Originally an offshoot of Nagios, Icinga was designed for easier configuration, scalability, and speed. It offers much of the same features as the other options here, including quick installation, an alerting system, and customizable dashboards to suit your requirements.
Icinga uses the same text-based configuration files as Nagios, but the publisher provides detailed how-to documentation on its site, allowing users to take full advantage of this infrastructure monitoring tool’s core monitoring tools. Once up and running, Icinga provides monitoring for entire data systems and features proprietary modules for vSphere, certificate monitoring, and process modeling.
This open-source monitoring solution is built primarily for gathering and analyzing time-series data, with specific built-in tools making it appropriate for monitoring Kubernetes and other containerized environments.
Prometheus uses SNMP pings to collect performance data from devices across the network, which it then uses to produce visualizations like plots, charts, and tables. Users can then navigate through the interface to find the information they need. Or you can use the alert manager to set up notifications to send whenever the application detects a qualifying event. You can customize these notifications on a user-by-user basis.
Built to be scalable, Prometheus features baked-in integrations enabling you to stay on top of network workload, regardless of the system size.
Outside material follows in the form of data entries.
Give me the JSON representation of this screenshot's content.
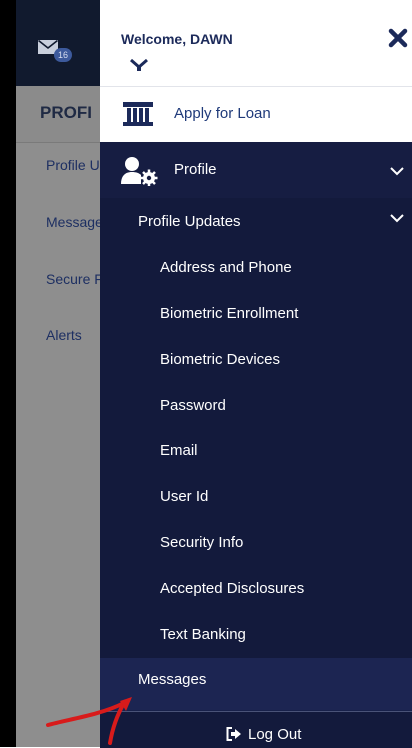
{
  "background_page": {
    "message_count": "16",
    "title": "PROFI",
    "links": [
      "Profile U",
      "Message",
      "Secure F",
      "Alerts"
    ]
  },
  "drawer": {
    "welcome": "Welcome, DAWN",
    "apply_loan": "Apply for Loan",
    "profile": "Profile",
    "profile_updates": "Profile Updates",
    "items": [
      "Address and Phone",
      "Biometric Enrollment",
      "Biometric Devices",
      "Password",
      "Email",
      "User Id",
      "Security Info",
      "Accepted Disclosures",
      "Text Banking"
    ],
    "messages": "Messages",
    "logout": "Log Out"
  },
  "colors": {
    "drawer_bg": "#131a3c",
    "accent_text": "#1f3a7a",
    "annotation_arrow": "#d81b1b"
  },
  "icons": [
    "mail-icon",
    "close-icon",
    "bank-icon",
    "user-gear-icon",
    "chevron-down-icon",
    "logout-icon"
  ]
}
If you have questions while using the tool, you can refer to its community following.